Is This Thing On?
The theme for chapter 5 is testing, so almost all of the links are related to that. Specifically, I broke this down into unit testing and integration testing.
For unit testing, there are a few really good frameworks, such as pytest, pytesting, and unittest. I landed on pytest and appreciate the API reference and examples they provide. When it comes to writing test cases, I enjoyed Goran Aviani’s introduction to unit testing in Python.
As far as integration testing goes, there are integration test suites like integrate, though my primary point for interaction is via FastAPI, and so I decided to use Postman, as I have a pretty good amount of experience with it. Writing tests on Postman is pretty easy, though automating via newman is not trivial.
Something I thought about doing but haven’t done yet is to integrate in GitHub Actions to automate test-running. Kevin Fawcett has a really good post on the topic, as does Rupert Thomas.

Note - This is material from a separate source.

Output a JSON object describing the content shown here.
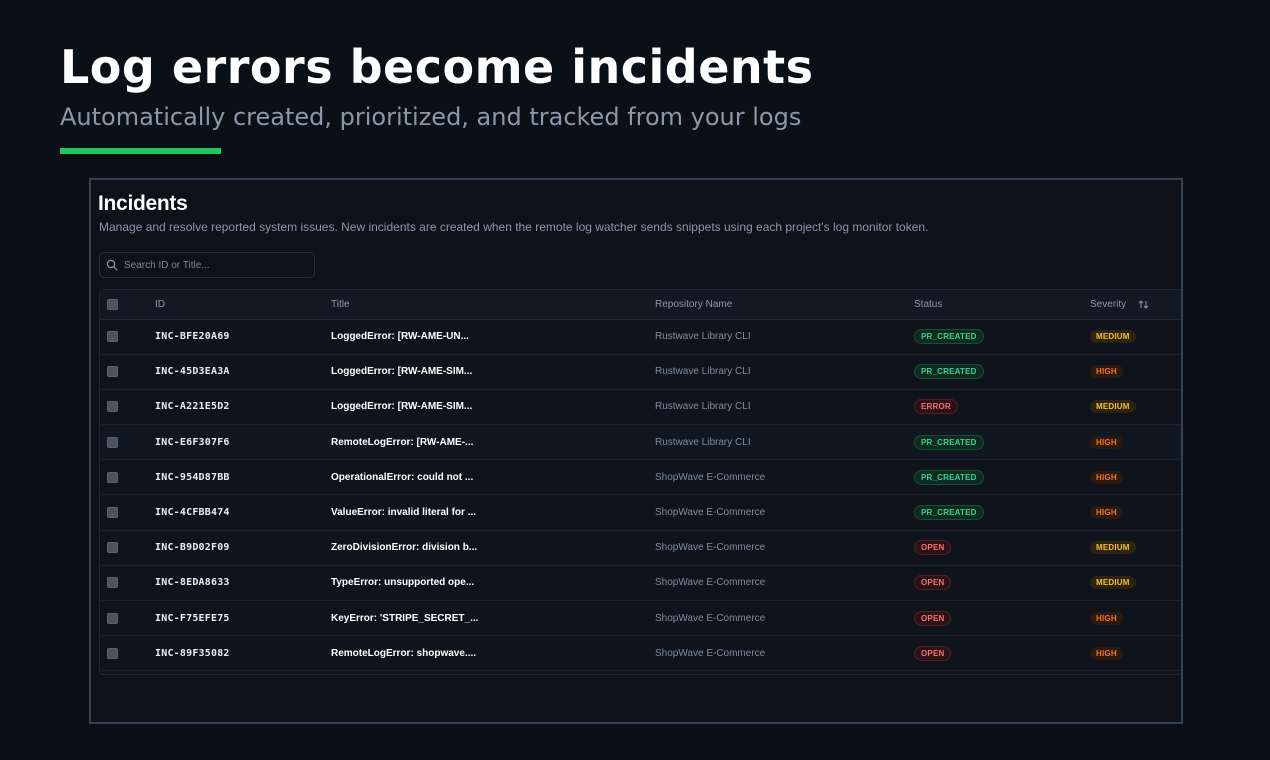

Writing Testable Code
The last set of links for this chapter relate to writing high-quality, testable code in Python. Noah Gift has a good article on the topic, giving some ideas about how we might try to understand and measure code complexity.
What I was really looking for when I went down this road was Sebastian Buczynski’s Clean Architecture in Python work. Sebastian has a big article, a follow-up article, and a book on the topic. Think of this as the object-oriented approach in Python, heavy in dependency injection and mockable object modeling.
I actually take a different tack than Sebastian in writing the code for the book, but I do give an explicit call-out to the concept of Clean Architecture and Sebastian’s book. In a post in the not-too-distant future, I’ll include an excerpt talking about my style of writing testable code.
3 thoughts on “Interesting Resources for Chapter 5”
Thanks for mentioning my work!
I saw in the other post you elaborated on the approach you prefer which focuses on pure functions. I was wondering if you are familiar with Gary Bernhardt’s talk “Boundaries”? He also leverages functional approach but also shows how to deal with side-effect heavy stuff
Thank you for the info on that talk. I don’t think I’ve seen it yet so I’m going to check it out.